Removing blood, vomit, urine, feces, and other biological spots and stains is a fairly easy chore if the issue is caught quickly. But allow the substance to dry, and your job becomes much more difficult.
What impacts the success of removal of blood and biological substance is what it is on. If on carpet or upholstery, the removal is much more challenging as flushing out the contaminant can actually cause irreversible damage to the fabric. But if on clothing or other washable material, the job can be handled easily.
Here are some tips to remove biological contaminants from clothing and other washable fabrics.
Once you discover there is a biological substance on the fabric, scrap away any excess you can and get it into the washing machine.
Remember, something fresh is probably just a “spot” — which is on the outside of the fiber. Give it time, or don’t remove all the substance when cleaning, and that spot becomes a “stain” — which is insidethe fiber, and very challenging to remove.

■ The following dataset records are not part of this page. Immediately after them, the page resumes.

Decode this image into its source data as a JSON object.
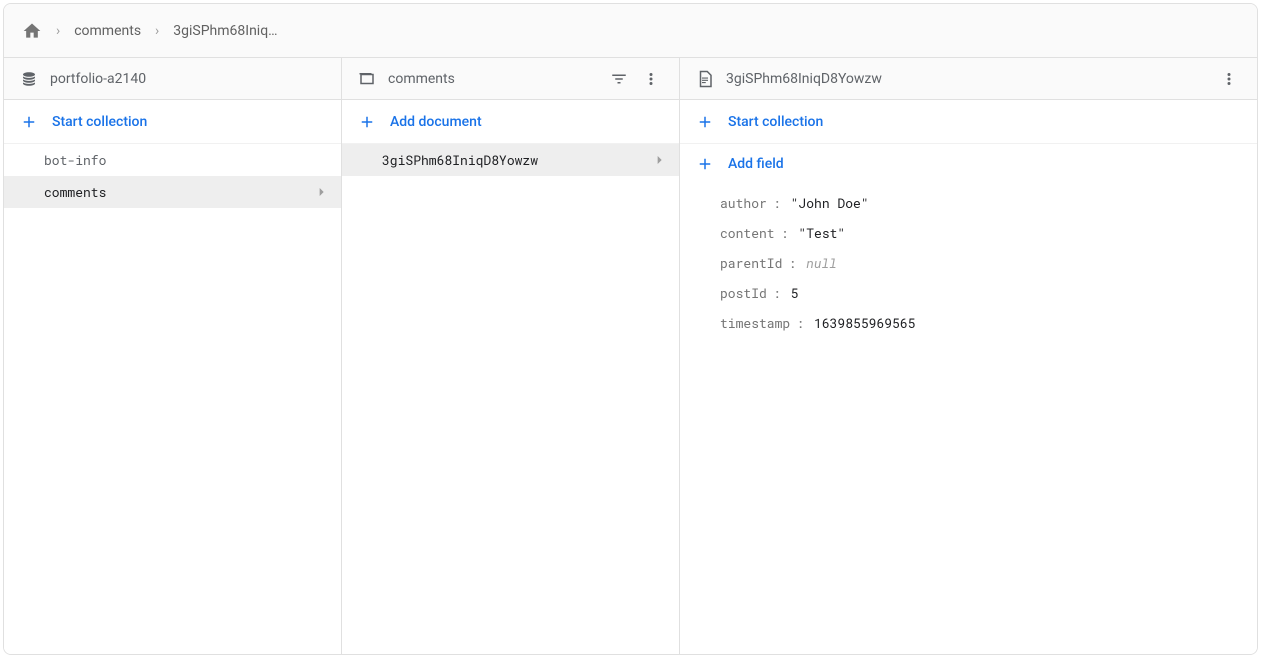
{
  "breadcrumb": {
    "items": [
      "comments",
      "3giSPhm68Iniq…"
    ]
  },
  "column_db": {
    "title": "portfolio-a2140",
    "start_label": "Start collection",
    "items": [
      {
        "label": "bot-info",
        "selected": false
      },
      {
        "label": "comments",
        "selected": true
      }
    ]
  },
  "column_coll": {
    "title": "comments",
    "start_label": "Add document",
    "items": [
      {
        "label": "3giSPhm68IniqD8Yowzw",
        "selected": true
      }
    ]
  },
  "column_doc": {
    "title": "3giSPhm68IniqD8Yowzw",
    "start_label": "Start collection",
    "add_field_label": "Add field",
    "fields": [
      {
        "key": "author",
        "value": "\"John Doe\"",
        "type": "string"
      },
      {
        "key": "content",
        "value": "\"Test\"",
        "type": "string"
      },
      {
        "key": "parentId",
        "value": "null",
        "type": "null"
      },
      {
        "key": "postId",
        "value": "5",
        "type": "number"
      },
      {
        "key": "timestamp",
        "value": "1639855969565",
        "type": "number"
      }
    ]
  }
}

Pretreat the area
You do this all the time. Pretreating spots means easier removal during washing. For biological substances, this is important. A quality preconditioning product worked into the fabric, and allowed to dwell for several minutes, means the washing cycle will be more effective.

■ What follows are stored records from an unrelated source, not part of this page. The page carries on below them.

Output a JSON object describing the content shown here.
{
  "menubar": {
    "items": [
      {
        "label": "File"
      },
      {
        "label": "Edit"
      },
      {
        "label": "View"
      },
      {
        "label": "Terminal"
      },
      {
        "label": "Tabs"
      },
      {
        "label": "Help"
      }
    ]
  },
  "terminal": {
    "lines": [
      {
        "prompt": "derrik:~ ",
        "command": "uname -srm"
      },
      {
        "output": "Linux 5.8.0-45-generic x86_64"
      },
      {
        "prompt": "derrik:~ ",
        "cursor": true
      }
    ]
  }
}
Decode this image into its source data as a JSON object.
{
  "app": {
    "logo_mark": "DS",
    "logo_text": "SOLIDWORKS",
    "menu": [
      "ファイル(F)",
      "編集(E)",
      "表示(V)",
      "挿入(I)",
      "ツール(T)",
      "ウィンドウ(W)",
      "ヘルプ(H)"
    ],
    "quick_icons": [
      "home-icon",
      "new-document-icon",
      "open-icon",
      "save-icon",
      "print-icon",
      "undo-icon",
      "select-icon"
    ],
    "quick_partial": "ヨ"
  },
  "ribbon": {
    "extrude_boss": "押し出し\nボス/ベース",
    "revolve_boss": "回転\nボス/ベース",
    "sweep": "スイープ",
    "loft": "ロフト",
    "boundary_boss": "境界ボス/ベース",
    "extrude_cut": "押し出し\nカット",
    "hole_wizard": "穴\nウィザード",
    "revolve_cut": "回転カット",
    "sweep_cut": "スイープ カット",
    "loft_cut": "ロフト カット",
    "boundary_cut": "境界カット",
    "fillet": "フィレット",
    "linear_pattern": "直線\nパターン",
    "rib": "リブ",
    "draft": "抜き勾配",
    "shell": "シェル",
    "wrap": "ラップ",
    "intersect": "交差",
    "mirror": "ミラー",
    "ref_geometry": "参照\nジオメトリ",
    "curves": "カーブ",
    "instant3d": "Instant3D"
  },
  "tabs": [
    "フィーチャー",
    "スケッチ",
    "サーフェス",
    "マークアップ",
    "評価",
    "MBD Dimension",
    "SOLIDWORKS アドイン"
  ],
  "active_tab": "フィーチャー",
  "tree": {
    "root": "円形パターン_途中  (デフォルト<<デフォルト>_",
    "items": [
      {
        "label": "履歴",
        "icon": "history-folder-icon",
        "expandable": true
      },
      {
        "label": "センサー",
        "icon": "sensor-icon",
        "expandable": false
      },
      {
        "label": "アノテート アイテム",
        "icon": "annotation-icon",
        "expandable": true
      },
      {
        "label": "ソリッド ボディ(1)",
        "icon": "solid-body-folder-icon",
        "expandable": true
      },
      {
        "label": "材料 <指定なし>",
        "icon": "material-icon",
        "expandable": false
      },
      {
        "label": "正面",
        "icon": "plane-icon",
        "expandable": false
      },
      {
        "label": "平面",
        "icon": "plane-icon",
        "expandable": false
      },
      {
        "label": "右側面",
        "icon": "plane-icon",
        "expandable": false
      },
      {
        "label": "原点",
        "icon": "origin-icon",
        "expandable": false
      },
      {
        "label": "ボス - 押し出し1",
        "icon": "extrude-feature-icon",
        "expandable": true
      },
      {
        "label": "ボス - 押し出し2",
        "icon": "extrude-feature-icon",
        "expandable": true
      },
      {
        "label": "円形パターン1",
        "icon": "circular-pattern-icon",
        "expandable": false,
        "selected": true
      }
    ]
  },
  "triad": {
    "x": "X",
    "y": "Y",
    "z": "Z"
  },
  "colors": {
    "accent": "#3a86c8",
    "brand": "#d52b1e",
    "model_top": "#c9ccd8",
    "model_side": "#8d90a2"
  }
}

Control the temperature
You might have heard that hot water can “set the stain.” Not always true. The problem is using hot water opens up the fibers and allows staining substances to penetrate. Incomplete cleaning does this as well. To be safe, keep the temperature warm or cold when washing fabrics with biological spots or stains.
After washing, you may notice the spot or stain is gone. Don’t assume that is 100% true. When wet, the fabric may be hiding the spot or stain. Allow it to air dry. Do not put it into the drier. Hot air during the drying process can set any remaining spots or stains. Once dry, inspect carefully. If you see any remaining spots or stains, launder the item again.
As with all cleaning chores, there comes a time when it is time to throw in the towel and call the pros. Do the right thing and let your favorite cleaning company do the work for you. After all, it pays to call a pro!